How does anything speak more of the advancement of blacks — and the decreasing significance of race — than the fact that we have a black president (one many whites, as well as Hispanics, voted for)?
Yet still they seek to make race an issue, as witnessed now with the George Zimmerman case. It started with the media and how it initially jumped all over the case when they heard the name “Zimmerman” (immediately associating that name with a white and thus: “white victimizing a black,” which is a hot-button story). When it was learned that Zimmerman actually identified himself as Hispanic (his mother is Peruvian and black, and he is bilingual, while his father is Caucasian), the media, having already set the stage, glanced over that; the show had to go on; the story-line: whites again mistreating blacks. And with that story-line the two races would remain at odds and if possible at each others’ throats.
Isn’t it the devil who is the master of division?
This is a story, it seems, not of prejudice, but of two young people who both over-reacted.
There certainly is still racial prejudice towards blacks, including among many Christian conservatives.
There is also racial prejudice against whites.
It all goes against what brings us right eternity.
Christ favored no race. He certainly didn’t design things so that one racial or ethnic group hated another. What a shame. And also, how unfair: The Zimmerman case is not even really a racial one. If we read right, Zimmerman had once tutored black children and brought a black girl to his prom. He wasn’t initially sure that the person he was misguidedly trailing was black. Yet it is all stoked up. Where was the same hype and charge of racism when a black athlete named O. J. Simpson was acquitted of slaying two white people (the acquittal came through a chiefly black jury)? Was that verdict followed by tweets promising death to Simpson (of course, there was no Twitter back then, but we get the point)? Meantime, government on two levels has played right into the division. The state of Florida set prosecutors upon the case — kindling the embers of old racial division yet further, much further — while the President of the United States, who should take special care to stay away from criminal cases, said that if he’d had a son, he might have looked like the victim, Trayvon Martin.

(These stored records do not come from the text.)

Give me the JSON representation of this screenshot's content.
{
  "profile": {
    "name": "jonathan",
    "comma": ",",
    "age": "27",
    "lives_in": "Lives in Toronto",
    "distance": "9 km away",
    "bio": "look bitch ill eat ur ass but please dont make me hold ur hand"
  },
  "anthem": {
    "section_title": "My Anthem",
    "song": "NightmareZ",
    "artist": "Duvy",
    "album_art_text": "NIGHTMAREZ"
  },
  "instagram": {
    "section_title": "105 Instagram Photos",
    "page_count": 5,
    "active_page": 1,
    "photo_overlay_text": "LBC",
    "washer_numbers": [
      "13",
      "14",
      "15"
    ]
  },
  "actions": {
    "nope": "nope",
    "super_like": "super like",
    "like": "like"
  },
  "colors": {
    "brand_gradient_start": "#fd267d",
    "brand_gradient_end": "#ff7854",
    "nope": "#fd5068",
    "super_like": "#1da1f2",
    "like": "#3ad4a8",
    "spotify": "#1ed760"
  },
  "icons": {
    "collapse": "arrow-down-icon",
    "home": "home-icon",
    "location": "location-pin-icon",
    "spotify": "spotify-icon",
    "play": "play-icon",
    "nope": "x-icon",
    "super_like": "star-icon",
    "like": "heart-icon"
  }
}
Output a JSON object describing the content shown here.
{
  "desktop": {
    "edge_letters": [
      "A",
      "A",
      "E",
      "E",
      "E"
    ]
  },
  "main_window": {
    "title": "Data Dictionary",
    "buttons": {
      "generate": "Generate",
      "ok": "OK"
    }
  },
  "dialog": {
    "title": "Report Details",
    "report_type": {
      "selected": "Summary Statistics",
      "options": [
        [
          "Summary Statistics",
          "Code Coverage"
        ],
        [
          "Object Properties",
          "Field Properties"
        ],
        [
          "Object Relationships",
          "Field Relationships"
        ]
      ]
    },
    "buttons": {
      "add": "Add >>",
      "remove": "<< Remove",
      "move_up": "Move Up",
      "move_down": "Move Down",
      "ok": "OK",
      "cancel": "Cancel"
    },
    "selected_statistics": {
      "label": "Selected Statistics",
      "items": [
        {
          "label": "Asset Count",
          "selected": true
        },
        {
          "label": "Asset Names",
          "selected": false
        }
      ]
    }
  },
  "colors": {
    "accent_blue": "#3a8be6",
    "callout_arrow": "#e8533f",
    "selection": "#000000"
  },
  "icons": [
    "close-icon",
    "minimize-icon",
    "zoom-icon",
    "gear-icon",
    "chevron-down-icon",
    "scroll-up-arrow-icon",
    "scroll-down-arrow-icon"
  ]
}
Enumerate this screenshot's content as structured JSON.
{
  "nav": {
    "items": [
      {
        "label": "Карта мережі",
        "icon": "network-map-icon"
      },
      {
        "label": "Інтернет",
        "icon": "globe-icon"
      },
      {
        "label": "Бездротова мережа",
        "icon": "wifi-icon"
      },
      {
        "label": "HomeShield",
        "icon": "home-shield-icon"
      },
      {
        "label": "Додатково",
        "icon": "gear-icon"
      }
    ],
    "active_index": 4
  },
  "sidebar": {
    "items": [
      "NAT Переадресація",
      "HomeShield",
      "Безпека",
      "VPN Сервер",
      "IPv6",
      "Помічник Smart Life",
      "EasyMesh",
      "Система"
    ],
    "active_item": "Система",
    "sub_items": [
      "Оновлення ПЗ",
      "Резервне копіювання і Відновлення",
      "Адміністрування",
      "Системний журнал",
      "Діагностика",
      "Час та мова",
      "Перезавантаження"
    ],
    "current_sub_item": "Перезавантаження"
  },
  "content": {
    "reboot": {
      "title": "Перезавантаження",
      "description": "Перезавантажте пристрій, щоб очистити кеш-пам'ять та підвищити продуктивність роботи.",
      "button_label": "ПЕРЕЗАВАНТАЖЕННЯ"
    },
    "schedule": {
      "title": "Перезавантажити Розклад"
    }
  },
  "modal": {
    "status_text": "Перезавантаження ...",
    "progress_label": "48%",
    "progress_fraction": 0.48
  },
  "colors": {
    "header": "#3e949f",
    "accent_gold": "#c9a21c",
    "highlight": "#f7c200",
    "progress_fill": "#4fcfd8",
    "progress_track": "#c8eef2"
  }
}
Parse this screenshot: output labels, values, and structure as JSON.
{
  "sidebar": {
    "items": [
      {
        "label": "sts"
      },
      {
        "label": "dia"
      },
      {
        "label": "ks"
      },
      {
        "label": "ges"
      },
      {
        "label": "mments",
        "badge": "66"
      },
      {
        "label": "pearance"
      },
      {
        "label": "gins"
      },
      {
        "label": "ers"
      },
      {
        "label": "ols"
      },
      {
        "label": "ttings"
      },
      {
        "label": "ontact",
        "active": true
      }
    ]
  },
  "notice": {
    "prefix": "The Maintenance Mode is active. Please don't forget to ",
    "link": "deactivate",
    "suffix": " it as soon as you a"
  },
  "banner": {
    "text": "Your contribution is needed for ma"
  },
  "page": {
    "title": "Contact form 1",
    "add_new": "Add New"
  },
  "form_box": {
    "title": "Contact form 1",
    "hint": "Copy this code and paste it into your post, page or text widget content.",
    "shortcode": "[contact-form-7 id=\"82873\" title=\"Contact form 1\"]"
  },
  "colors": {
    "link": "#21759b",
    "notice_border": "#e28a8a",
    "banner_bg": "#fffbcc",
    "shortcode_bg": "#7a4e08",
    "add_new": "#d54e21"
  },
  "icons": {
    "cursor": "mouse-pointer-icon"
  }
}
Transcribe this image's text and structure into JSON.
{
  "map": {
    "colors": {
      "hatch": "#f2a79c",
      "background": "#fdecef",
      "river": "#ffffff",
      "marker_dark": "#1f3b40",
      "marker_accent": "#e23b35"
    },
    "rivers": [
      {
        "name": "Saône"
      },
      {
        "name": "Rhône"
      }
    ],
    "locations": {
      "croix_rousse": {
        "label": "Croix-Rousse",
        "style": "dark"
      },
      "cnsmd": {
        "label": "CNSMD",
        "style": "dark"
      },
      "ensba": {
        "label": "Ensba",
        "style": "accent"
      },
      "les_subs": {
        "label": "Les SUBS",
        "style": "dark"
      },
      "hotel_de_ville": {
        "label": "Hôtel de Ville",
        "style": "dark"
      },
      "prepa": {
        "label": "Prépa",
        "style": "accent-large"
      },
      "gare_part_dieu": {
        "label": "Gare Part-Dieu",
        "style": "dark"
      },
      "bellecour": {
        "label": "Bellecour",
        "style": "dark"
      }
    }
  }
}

The President is right to have been concerned about violence to a 17-year-old (what an unimaginable heartbreak for his family; prayer need here), but it’s ironic that the President has no similar public comment nor affinity for the babies who are born in late-term abortion clinics and killed when the doctor snips the back of their necks with scissors; no similar concern for the ones that are brutally terminated in the womb at a stage when they can feel pain; no similar concern for every aborted baby at any stage, starting with conception — a disproportionate number, by the way, who are Afro-American.
Where is the rage over that?
How many Trayvon Martins have been disposed of in “clinics”?
How many potential presidents? Or judges?
How many have left clinics not in the warmth of a womb but the sterility of a bio-hazard bag (if they were “properly” disposed of)?
These are questions for all of us. Abortion is an issue that divides us more than does race.
The answer to both is love. […]
[Eva Killings ] is the example for us — this woman whose love is so great the kids discuss her every word on Facebook and whose love knows no ethnic group and no skin color.
She is an example of how we find our way into Heaven.
— Michael H. Brown (7/15/13)
God bless you, Eva Killings.
You are an example to us all — of all “races,” whether black or white or brown or yellow or chartreuse.